#### Your instructions
If a line in the entries below includes the string "Atlantique", copy it out.
[Data for analysis Boundary: Start]
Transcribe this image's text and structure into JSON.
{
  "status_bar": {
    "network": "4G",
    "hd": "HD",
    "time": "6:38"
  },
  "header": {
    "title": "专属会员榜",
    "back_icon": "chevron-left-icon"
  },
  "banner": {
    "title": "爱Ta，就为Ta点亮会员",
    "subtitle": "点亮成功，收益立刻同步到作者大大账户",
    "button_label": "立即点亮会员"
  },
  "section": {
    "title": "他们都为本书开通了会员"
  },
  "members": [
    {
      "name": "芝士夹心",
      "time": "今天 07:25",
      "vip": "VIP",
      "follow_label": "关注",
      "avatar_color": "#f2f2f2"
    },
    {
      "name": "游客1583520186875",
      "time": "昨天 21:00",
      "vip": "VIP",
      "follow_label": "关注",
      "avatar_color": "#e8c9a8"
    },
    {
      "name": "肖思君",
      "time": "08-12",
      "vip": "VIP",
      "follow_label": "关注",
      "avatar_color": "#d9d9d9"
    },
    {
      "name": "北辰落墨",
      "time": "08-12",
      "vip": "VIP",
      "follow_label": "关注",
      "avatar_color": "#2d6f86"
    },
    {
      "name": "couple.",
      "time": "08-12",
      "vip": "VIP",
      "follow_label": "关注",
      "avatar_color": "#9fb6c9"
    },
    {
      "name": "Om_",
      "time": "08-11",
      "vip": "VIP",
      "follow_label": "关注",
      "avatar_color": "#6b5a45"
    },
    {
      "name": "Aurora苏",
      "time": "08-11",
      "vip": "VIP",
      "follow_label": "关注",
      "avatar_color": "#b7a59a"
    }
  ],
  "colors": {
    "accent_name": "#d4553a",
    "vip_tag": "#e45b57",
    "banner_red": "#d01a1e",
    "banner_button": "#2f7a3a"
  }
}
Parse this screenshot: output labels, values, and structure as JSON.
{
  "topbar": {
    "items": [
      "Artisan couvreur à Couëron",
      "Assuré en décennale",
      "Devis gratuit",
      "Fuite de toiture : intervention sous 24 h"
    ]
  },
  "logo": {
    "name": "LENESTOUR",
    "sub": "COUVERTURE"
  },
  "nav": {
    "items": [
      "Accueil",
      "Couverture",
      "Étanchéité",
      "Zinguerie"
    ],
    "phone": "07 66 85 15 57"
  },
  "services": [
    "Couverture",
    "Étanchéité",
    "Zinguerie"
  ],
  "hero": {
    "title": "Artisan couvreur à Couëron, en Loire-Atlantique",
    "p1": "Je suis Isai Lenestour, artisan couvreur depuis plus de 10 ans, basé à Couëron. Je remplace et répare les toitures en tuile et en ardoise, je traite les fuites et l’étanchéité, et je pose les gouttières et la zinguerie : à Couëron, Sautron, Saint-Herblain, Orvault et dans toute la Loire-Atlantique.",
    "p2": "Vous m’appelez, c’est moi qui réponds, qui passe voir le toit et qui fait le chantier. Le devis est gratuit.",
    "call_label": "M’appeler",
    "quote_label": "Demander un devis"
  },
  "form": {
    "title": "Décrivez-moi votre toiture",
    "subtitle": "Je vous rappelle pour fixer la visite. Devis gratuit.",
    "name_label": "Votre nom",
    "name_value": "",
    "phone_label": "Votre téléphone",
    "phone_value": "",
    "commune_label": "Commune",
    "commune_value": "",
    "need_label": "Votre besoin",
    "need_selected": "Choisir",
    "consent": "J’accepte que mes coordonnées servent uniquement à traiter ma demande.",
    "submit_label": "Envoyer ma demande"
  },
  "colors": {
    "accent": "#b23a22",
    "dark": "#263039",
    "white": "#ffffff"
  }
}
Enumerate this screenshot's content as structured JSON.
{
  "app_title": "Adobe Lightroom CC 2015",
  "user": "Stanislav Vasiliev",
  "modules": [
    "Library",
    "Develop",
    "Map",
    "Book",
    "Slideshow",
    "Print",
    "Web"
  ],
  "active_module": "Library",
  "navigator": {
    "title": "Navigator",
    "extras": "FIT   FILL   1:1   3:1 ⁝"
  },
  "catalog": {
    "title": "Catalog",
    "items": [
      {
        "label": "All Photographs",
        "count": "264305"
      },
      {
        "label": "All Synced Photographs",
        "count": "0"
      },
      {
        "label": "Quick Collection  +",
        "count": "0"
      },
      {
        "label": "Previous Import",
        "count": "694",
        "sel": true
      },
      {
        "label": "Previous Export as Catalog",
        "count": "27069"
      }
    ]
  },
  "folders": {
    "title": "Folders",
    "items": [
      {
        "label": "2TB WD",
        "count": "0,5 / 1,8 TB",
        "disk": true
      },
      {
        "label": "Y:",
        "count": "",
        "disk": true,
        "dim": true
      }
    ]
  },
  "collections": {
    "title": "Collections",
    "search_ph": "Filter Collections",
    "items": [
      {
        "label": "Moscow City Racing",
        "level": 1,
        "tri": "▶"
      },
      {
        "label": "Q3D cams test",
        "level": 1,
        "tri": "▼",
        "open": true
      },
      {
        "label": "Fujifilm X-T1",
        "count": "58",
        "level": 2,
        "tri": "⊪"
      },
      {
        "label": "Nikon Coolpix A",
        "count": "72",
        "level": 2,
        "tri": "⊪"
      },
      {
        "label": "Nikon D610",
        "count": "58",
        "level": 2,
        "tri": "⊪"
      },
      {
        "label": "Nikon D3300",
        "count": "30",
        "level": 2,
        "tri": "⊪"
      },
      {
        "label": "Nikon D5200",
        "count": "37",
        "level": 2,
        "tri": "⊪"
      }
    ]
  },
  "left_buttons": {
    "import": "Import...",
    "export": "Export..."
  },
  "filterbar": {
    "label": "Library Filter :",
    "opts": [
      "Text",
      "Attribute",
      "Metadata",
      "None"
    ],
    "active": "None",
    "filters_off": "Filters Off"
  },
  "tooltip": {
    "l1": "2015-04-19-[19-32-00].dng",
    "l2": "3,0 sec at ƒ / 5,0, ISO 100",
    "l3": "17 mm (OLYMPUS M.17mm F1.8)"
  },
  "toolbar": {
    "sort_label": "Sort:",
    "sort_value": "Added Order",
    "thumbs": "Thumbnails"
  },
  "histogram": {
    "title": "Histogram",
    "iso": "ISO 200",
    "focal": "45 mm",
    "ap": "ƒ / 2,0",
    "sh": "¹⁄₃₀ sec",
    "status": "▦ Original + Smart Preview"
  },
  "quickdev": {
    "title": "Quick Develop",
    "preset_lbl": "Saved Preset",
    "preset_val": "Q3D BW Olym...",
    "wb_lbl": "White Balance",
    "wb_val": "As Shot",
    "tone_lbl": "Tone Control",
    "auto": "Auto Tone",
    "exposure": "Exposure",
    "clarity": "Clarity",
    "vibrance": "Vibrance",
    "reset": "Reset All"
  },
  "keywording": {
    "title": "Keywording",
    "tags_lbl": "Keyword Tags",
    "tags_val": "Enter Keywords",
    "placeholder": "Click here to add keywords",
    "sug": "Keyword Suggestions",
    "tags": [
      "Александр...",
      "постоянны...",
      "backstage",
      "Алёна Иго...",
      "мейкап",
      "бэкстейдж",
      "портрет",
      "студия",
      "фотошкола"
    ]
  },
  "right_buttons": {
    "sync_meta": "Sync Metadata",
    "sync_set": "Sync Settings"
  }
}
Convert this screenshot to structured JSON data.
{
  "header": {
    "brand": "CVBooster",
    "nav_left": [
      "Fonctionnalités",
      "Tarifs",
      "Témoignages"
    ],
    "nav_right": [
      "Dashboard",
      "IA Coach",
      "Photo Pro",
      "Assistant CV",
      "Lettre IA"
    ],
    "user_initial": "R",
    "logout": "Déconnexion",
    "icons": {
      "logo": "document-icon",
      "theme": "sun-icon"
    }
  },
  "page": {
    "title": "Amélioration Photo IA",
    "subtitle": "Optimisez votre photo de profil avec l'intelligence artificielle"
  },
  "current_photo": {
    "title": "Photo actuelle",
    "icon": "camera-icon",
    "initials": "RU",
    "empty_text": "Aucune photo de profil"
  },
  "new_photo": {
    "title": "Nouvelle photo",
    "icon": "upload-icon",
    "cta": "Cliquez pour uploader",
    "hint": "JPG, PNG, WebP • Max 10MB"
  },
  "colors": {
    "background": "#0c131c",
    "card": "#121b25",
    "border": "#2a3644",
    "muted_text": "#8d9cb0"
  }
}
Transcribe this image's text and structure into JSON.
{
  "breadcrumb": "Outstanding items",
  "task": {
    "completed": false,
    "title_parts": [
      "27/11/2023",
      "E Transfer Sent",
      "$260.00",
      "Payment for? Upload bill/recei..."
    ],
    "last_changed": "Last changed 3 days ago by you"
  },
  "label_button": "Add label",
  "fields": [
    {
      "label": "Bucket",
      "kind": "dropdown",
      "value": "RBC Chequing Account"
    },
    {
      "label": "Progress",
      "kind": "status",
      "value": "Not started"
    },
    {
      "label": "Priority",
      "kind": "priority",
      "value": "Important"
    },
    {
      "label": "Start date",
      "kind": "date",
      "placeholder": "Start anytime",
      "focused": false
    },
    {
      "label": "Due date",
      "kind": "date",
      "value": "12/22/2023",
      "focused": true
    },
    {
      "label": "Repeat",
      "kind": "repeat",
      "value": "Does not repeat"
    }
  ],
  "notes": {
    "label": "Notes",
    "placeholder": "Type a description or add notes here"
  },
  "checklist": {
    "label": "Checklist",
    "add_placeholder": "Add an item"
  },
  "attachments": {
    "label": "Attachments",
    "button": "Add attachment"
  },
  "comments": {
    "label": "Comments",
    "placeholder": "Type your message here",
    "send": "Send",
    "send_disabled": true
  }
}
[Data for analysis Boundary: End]
#### Response to the exercise
    "title": "Artisan couvreur à Couëron, en Loire-Atlantique",
    "p1": "Je suis Isai Lenestour, artisan couvreur depuis plus de 10 ans, basé à Couëron. Je remplace et répare les toitures en tuile et en ardoise, je traite les fuites et l’étanchéité, et je pose les gouttières et la zinguerie : à Couëron, Sautron, Saint-Herblain, Orvault et dans toute la Loire-Atlantique.",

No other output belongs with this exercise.